When actor and comedian Wali Collins was in first grade, his teacher, Miss Dunn, would lead the class in a group meditation—except that none of the 6-year-olds realized that’s what she was doing. Having everyone close their eyes, Miss Dunn would ask the class to tell her what they heard.
"Someone might say ‘I hear birds,’ and Miss Dunn would ask, ‘Can everyone hear the birds?’" says Collins. "The class would answer, ‘yes.’"
Other children would add what they heard, such as "the leaves in the trees moving from the wind," and Collins says someone would always say, "I hear myself breathe." Once everyone agreed that they could hear their own individual breath, she would have the class open their eyes and she would begin teaching.
"This woman was a genius; she made a game out of meditating," says Collins. "She took a group of highly energized 6-year-olds to a relaxed place so that our minds were clear from distractions and we could soak up all that she wanted to teach us."
Collins, who is a regular on Late Show With David Letterman, uses these techniques today before he performs: "I can still hear the calming words of Miss Dunn," he says. "If you’re feeling crazed, this is the easiest way to relax and clear your mind from stress or unnecessary distractions."
Miss Dunn might not have realized it, but she was teaching what Mike Brooks, an Austin, Texas-based psychologist, calls "meditation hacks."
"We should all learn to stop and smell the roses," he says. "Unfortunately, most of us aren’t present for most of the day. We’re thinking about what we need to do or what we should have done. But if we have one foot in the future and one in the past, we’re pissing on the present."
Brooks, director of the Austin Psychology and Assessment Center, says our thoughts are like a river. When we’re thinking about what we need from the store, the river is calm, but when we’re having negative thoughts—worrying about a presentation, for example—the current becomes more turbulent.
Mindful people—those who live in the present—can step back and stay on the riverbank, watching their current of thoughts and not getting swept away by their content.
Meditation fosters mindfulness, but the practice seems difficult in today’s world of constant stimulation: "People think the goal of meditation is to empty the mind," says Brooks. "It’s not about clearing the mind; it’s about focusing on one thing. When the mind wanders, the meditation isn’t a failure. Our brain is like a wayward puppy, out of control. Catching it and putting it back to the object of focus is the mediation."
Brooks says meditating is like exercise; a full workout is preferred, but there is value in short bursts.
"Research shows that a total of 15 minutes of meditating each day for several weeks produces detectable, positive changes in the brain as well as corresponding reductions in stress, anxiety, and an enhanced sense of well-being," says Brooks. "You can get the benefits of a formal meditation practice by weaving mini-meditations into your daily life."
He offers six ways you can effortlessly incorporate meditation into your daily life:
While walking your dog, taking a hike, or simply getting the mail, focus your attention on one item, such as the sound of the cicadas, the feel of the ground beneath your feet, or the color of the tree. When the mind wanders, catch it and return to your original focus.

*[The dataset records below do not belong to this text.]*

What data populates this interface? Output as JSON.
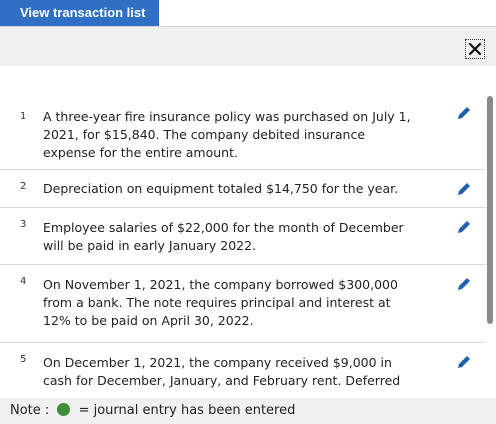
{
  "header": {
    "tab_label": "View transaction list"
  },
  "transactions": [
    {
      "number": "1",
      "text": "A three-year fire insurance policy was purchased on July 1, 2021, for $15,840. The company debited insurance expense for the entire amount."
    },
    {
      "number": "2",
      "text": "Depreciation on equipment totaled $14,750 for the year."
    },
    {
      "number": "3",
      "text": "Employee salaries of $22,000 for the month of December will be paid in early January 2022."
    },
    {
      "number": "4",
      "text": "On November 1, 2021, the company borrowed $300,000 from a bank. The note requires principal and interest at 12% to be paid on April 30, 2022."
    },
    {
      "number": "5",
      "text": "On December 1, 2021, the company received $9,000 in cash for December, January, and February rent. Deferred rent revenue was credited."
    }
  ],
  "note": {
    "prefix": "Note :",
    "suffix": "= journal entry has been entered",
    "dot_color": "#3f8f3a"
  },
  "icons": {
    "close": "close-icon",
    "edit": "pencil-icon"
  },
  "colors": {
    "accent": "#2f6fc4",
    "edit_icon": "#1f5fae"
  }
}
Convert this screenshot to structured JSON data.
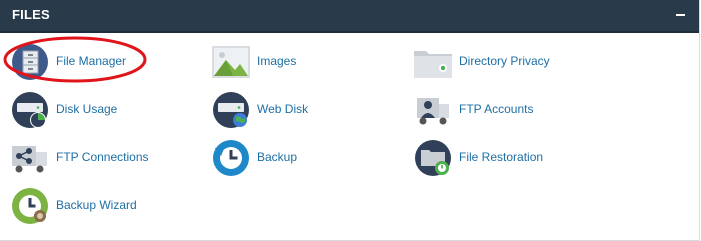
{
  "section": {
    "title": "FILES",
    "collapse_symbol": "-"
  },
  "items": [
    {
      "label": "File Manager",
      "icon": "file-manager-icon"
    },
    {
      "label": "Images",
      "icon": "images-icon"
    },
    {
      "label": "Directory Privacy",
      "icon": "directory-privacy-icon"
    },
    {
      "label": "Disk Usage",
      "icon": "disk-usage-icon"
    },
    {
      "label": "Web Disk",
      "icon": "web-disk-icon"
    },
    {
      "label": "FTP Accounts",
      "icon": "ftp-accounts-icon"
    },
    {
      "label": "FTP Connections",
      "icon": "ftp-connections-icon"
    },
    {
      "label": "Backup",
      "icon": "backup-icon"
    },
    {
      "label": "File Restoration",
      "icon": "file-restoration-icon"
    },
    {
      "label": "Backup Wizard",
      "icon": "backup-wizard-icon"
    }
  ],
  "colors": {
    "header_bg": "#293a4a",
    "link": "#1d6fa5",
    "highlight_ring": "#e0151b"
  }
}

"Research has found that just being in nature reduces stress," says Brooks. "We weren’t meant to sit in cubicles all day and when we disconnect from nature, we suffer a lot of stress."
While stopped at a red light, turn off your radio and focus on deep breaths. When your mind wanders, go back to your breath.

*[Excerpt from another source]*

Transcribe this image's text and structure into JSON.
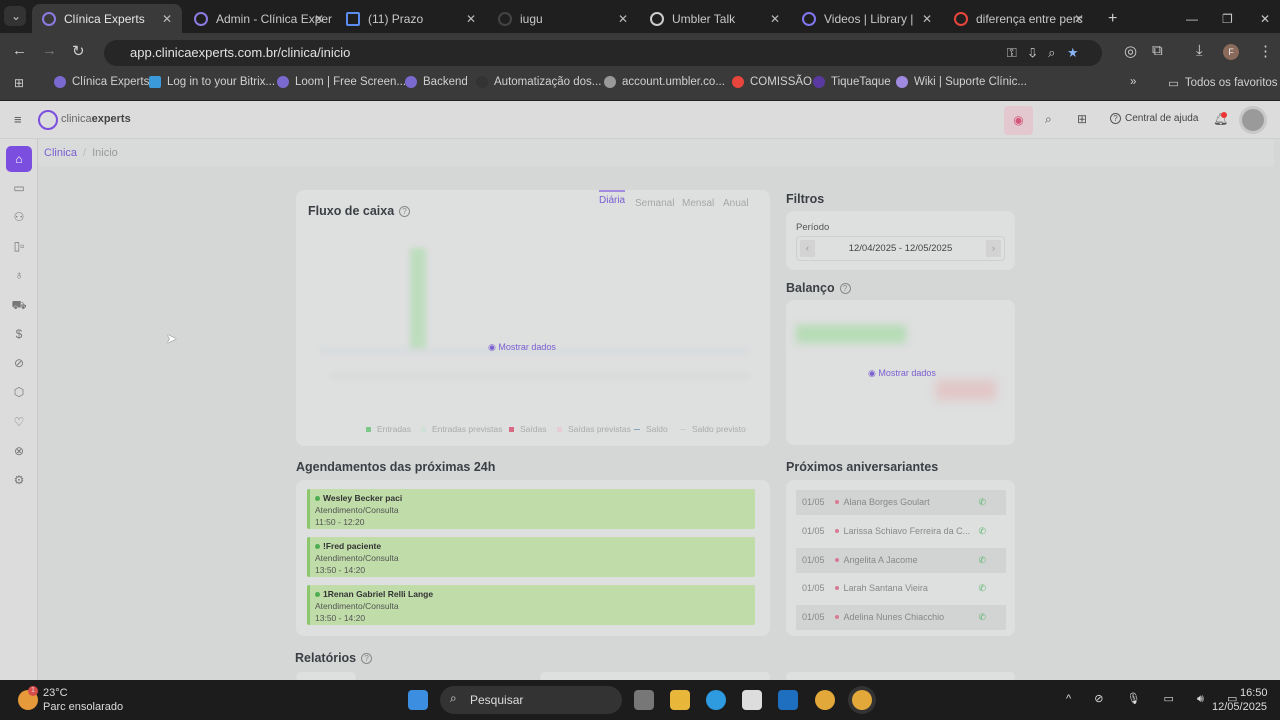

"Breathing meditation is one of the easiest because it’s always with us and exists in the present moment," says Brooks. "You can’t listen to yesterday’s breath."

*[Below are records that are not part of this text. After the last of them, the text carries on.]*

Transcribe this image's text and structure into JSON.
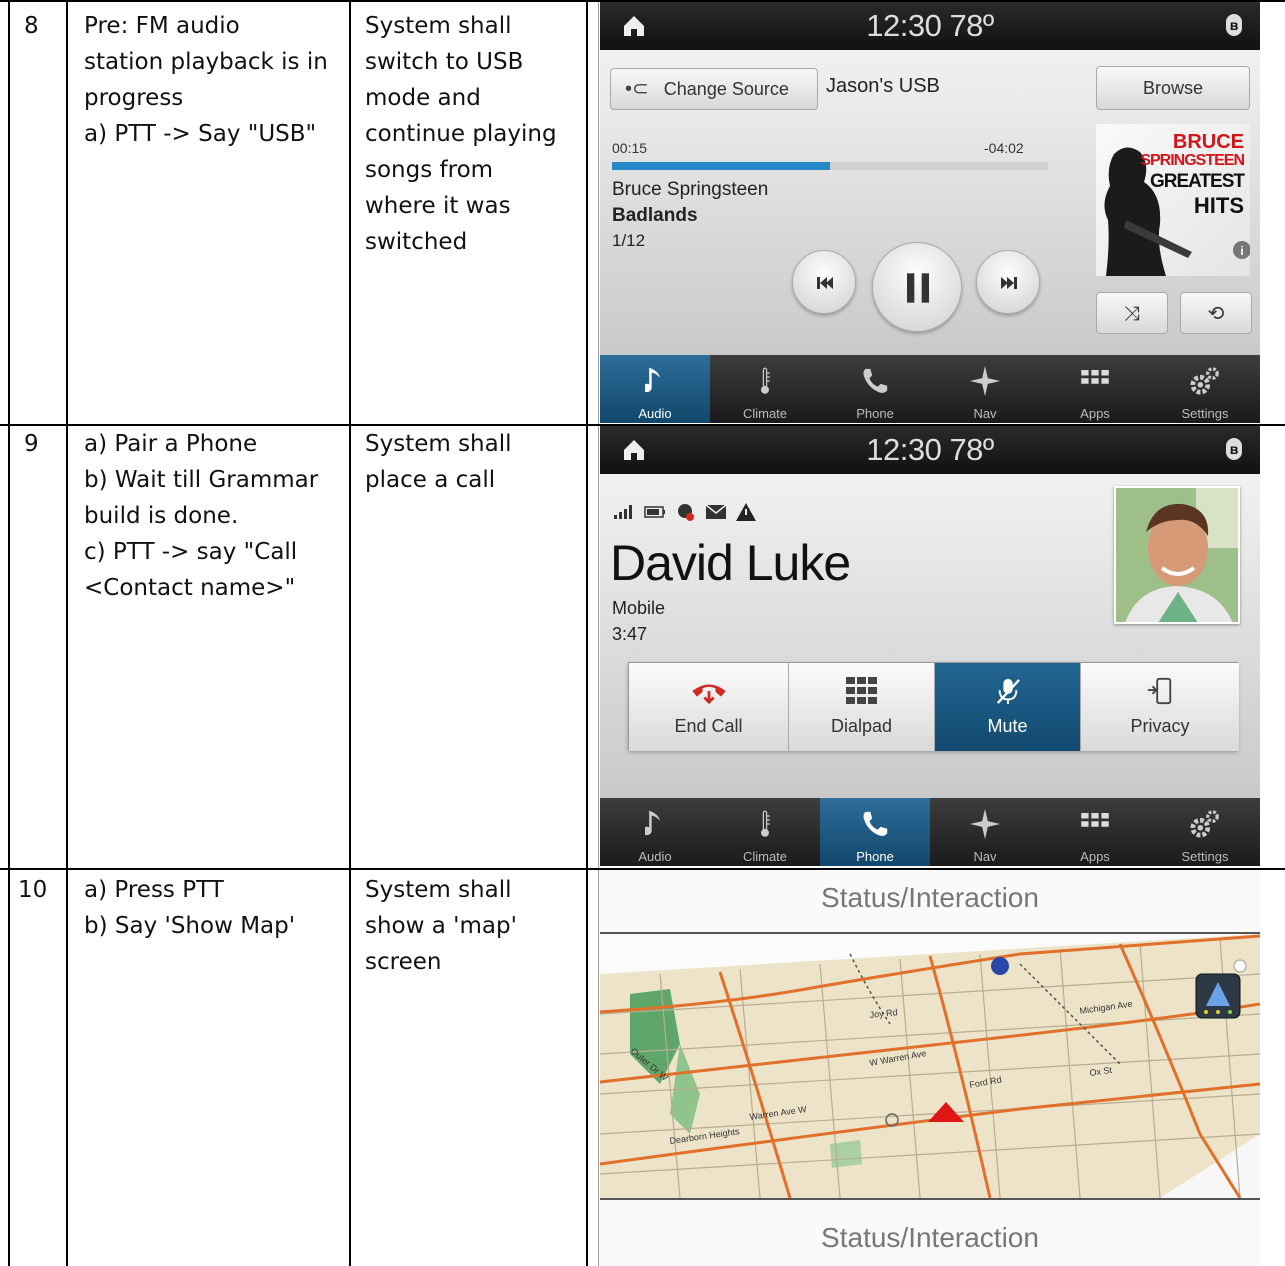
{
  "rows": [
    {
      "number": "8",
      "precondition": "Pre: FM audio\nstation playback is in\nprogress\na) PTT -> Say \"USB\"",
      "expected": "System shall\nswitch to USB\nmode and\ncontinue playing\nsongs from\nwhere it was\nswitched"
    },
    {
      "number": "9",
      "precondition": "a) Pair a Phone\nb) Wait till Grammar\nbuild is done.\nc) PTT -> say \"Call\n<Contact name>\"",
      "expected": "System shall\nplace a call"
    },
    {
      "number": "10",
      "precondition": "a) Press PTT\nb) Say 'Show Map'",
      "expected": "System shall\nshow a 'map'\nscreen"
    }
  ],
  "audio_screen": {
    "clock": "12:30  78º",
    "change_source": "Change Source",
    "source_name": "Jason's USB",
    "browse": "Browse",
    "elapsed": "00:15",
    "remaining": "-04:02",
    "progress": 0.5,
    "artist": "Bruce Springsteen",
    "track": "Badlands",
    "track_count": "1/12",
    "album_art": {
      "line1": "BRUCE",
      "line2": "SPRINGSTEEN",
      "line3": "GREATEST",
      "line4": "HITS"
    }
  },
  "phone_screen": {
    "clock": "12:30  78º",
    "contact": "David Luke",
    "number_type": "Mobile",
    "duration": "3:47",
    "buttons": [
      "End Call",
      "Dialpad",
      "Mute",
      "Privacy"
    ],
    "active_button": "Mute"
  },
  "nav_items": [
    "Audio",
    "Climate",
    "Phone",
    "Nav",
    "Apps",
    "Settings"
  ],
  "map_screen": {
    "top_label": "Status/Interaction",
    "bottom_label": "Status/Interaction"
  },
  "colors": {
    "active_blue": "#1d5f8a",
    "progress_blue": "#2589c8",
    "end_call_red": "#d02a22",
    "map_land": "#ece3c8",
    "map_road": "#e0702a",
    "map_park": "#5fa66a",
    "vehicle_red": "#e01515"
  }
}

If you run or bike, leave your headphones at home and focus on the experience.
"Tune into a physical sensation, such as the ground beneath your feet, the wind in your hair, or the warmth of the sunlight," says Brooks. "Choose one item and maintain your focus. Don’t jump mindlessly from one sensation to another."
As you eat or drink, focus on the various flavors, textures, and sensations of the particular food or drink. Drinking a cup of tea or enjoying a piece of chocolate can be a form of meditation, says Brooks.
"Savor what you have in the moment," he says.
While in line, observe your breath or surroundings. Use the time to do some inner observations. For example, are your muscles tense? Are you cold or hot?
"It is important that when you do the observations, you do them without judgment," says Brooks. "If you’re in the supermarket checkout line, for example, avoid judging people for what they have in their shopping carts. Observe and notice without opinion."
You can also incorporate mindfulness meditation into daily activities, says Brooks. For example, washing your hands, folding laundry, taking a shower, washing dishes, or brushing your teeth can serve as mini-meditations if you focus on the experience and stop your mind from wandering.
"Focusing on what’s happening now pulls us out of our river of thoughts," says Brooks. "The benefit of meditation is that when something in the real world comes up, we’re much better at catching our thoughts instead of getting swept into their current."